- Time (fast) – No doubt about it. Refined grains that are in a package and ready to eat, or cooked when ordered at a fast food restaurant are quick and easy. But good healthy food takes time to prepare. Most food that is ready to eat when purchased is not as robust as food that requires preparation.
- Acceptable – Boy do I get this. If your kids eat it, you buy it. Offering healthier options frequently and consistently (and ceasing to purchase other variants) is a positive habit to form as a parent.
Grains Are Healthy – Whole vs. Refined
Whole grains provide your body with fiber which can help you feel full and may decrease constipation, reduce the risk of heart disease, and help with weight management.
Processed grains may not be easy to recognize. But they’re everywhere. So maybe it is easier to spot them if you learn what they are not.
Typically whole grains will come in bags or boxes (or even in self-serving bins) and will require cooking. Whole grains look closer to how it was when it was on the plant – a seed form.
Refined grains go through processing until they are only a fine, smooth powder-like substance. See a list of common whole grains and refined grains below.
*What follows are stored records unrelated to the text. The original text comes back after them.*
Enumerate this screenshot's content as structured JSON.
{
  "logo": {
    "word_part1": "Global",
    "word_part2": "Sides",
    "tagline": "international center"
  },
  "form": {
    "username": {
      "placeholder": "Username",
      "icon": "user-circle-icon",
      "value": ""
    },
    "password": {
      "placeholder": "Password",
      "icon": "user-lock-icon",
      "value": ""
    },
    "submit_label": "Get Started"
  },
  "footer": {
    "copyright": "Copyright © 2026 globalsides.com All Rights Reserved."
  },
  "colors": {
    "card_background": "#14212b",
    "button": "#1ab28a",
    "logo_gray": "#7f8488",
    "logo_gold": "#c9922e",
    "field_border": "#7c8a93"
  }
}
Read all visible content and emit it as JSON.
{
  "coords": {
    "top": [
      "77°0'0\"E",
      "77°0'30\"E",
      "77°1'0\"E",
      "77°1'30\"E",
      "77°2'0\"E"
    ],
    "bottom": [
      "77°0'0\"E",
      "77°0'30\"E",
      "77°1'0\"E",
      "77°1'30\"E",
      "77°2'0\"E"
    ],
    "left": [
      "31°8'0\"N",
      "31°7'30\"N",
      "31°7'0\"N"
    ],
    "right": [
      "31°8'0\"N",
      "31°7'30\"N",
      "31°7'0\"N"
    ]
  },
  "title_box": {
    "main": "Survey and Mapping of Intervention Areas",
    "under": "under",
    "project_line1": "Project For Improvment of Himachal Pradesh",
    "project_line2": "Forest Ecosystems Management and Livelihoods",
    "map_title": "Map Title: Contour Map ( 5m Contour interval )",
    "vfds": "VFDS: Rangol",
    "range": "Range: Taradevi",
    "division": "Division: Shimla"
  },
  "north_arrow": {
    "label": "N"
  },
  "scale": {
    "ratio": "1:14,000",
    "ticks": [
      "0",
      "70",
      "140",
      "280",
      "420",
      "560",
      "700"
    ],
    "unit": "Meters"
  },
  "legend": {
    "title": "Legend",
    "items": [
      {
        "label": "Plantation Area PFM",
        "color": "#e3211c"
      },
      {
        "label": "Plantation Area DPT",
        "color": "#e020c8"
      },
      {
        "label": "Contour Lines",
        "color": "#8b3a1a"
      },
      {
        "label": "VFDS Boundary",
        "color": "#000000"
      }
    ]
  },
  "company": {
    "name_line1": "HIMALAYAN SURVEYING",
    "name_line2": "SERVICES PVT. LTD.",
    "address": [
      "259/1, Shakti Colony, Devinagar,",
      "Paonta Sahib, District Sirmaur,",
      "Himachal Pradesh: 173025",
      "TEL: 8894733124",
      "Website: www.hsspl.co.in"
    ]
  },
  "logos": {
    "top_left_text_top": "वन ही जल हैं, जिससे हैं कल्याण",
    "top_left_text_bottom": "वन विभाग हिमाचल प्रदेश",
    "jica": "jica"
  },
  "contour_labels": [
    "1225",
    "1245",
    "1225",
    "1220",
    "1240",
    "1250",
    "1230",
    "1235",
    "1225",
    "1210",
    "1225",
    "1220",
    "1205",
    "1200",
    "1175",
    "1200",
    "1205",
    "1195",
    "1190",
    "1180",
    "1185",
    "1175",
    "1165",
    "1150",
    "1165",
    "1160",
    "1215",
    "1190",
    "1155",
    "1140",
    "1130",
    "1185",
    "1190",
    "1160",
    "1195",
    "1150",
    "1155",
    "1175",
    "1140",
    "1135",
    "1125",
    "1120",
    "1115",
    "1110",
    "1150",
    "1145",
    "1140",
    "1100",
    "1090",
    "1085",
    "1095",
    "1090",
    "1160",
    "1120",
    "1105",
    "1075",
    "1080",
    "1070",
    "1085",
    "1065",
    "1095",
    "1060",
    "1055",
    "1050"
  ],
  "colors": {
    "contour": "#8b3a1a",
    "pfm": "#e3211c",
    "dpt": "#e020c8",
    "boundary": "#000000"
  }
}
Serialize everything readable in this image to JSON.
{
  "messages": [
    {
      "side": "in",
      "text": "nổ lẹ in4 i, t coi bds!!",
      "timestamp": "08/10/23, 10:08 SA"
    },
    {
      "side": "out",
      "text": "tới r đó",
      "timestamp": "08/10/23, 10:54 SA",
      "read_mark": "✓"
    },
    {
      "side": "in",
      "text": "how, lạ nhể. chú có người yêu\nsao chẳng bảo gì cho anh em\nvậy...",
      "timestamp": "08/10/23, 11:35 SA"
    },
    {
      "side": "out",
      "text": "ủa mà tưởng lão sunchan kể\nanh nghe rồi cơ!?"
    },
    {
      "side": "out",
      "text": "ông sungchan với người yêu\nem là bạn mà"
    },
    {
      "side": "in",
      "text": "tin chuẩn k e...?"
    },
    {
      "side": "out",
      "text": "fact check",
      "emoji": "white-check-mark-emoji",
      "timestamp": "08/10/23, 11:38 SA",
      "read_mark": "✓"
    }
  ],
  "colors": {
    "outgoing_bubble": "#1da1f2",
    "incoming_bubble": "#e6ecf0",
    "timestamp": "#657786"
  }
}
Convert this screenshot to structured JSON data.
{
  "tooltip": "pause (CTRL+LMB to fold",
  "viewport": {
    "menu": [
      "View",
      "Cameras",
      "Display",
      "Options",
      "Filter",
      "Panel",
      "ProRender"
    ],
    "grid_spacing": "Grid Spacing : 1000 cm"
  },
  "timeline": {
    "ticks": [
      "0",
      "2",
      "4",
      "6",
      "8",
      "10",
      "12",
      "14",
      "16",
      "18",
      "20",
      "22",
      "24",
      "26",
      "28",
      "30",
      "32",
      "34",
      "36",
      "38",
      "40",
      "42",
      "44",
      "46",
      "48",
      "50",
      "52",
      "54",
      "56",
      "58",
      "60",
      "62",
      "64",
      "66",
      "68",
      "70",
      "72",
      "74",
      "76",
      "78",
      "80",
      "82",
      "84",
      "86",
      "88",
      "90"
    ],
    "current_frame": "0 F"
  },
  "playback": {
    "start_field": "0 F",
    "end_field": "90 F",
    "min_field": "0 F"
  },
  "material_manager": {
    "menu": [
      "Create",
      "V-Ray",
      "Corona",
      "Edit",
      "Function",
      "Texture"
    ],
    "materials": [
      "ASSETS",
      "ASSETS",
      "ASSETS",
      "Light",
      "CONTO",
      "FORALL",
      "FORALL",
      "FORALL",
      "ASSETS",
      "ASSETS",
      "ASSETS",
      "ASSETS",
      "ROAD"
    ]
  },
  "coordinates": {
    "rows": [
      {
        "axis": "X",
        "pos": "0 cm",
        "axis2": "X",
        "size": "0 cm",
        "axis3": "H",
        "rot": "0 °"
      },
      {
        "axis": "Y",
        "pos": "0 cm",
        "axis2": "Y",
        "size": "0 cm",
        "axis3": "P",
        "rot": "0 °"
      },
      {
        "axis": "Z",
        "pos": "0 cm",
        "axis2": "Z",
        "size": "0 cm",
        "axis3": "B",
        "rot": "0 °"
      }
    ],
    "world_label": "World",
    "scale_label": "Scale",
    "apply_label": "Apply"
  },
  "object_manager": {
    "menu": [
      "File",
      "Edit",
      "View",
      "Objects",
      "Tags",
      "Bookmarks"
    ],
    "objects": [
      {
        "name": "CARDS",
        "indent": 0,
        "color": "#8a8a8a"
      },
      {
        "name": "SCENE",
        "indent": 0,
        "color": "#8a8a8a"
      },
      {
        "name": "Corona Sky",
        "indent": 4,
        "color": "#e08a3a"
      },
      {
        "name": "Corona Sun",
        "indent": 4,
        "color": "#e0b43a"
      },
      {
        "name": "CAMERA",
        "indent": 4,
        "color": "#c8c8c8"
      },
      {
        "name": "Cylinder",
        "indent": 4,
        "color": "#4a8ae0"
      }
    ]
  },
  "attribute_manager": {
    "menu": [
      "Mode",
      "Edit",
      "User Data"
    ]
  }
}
These are the grains to incorporate into your meal planning.
|Whole Grains||Refined Grains*|
|Brown rice||White rice|
|Whole wheat bread||White bread (biscuits, challah bread, breadcrumbs, English muffins, French bread, naan, pizza crust, white sandwich buns & rolls)|
|Oatmeal||Pancakes & waffles|
|Wild rice||Rice cakes, rice paper (spring roll wrappers)|
|Whole grain barley||Bagels|
|Whole wheat pasta||Pasta (noodles, spaghetti, macaroni), ramen noodles,|
|Whole wheat tortillas||Corn tortillas|
|Bulgur (cracked wheat)||Cakes, cookies, corn flakes, cornbread|
*Some of these grains can be made with whole grains. Check the ingredient list to see if ‘whole grain,’ ‘whole wheat,’ or ‘whole corn’ is the first or second item on the list to confirm it is a whole grain product.
Grains Are Healthy – When Eaten in A Better Way
The amount of grains you should be eating depends on your age, sex, and physical activity level. (See chart here). Most Americans consume plenty of grains in their diet. The problem is that most of them are refined.
Make a goal to consume at least 50% of your grains as whole grains.
If you are eating less than this now, start to add whole grains into your diet. An easy way – bring popcorn into your family’s diet at snack time or packed in a lunch.
Other quick wins are to switch to whole grain bread and brown rice, eat a bowl of oatmeal, or whole grain pasta (pasta & bread are now made with multiple grains so you can choose wheat or gluten-free).
Eventually, try bringing cooked grains into your diet. Offer them as sides (often recipes call grain sides ‘salads’) until you have at least 50% of your grain intake as whole grain.
In closing, yes, grains are healthy. I encourage you to make a goal is to have 50% of your grain intake be from whole grains. You likely won’t meet this goal overnight! But, bringing whole grains like popcorn, oatmeal, and brown rice into your family menu as snacks and side dishes will help you get there. Whatever you choose to do first, offer it frequently and consistently. Soon you will find that whole grains are healthy and delicious too!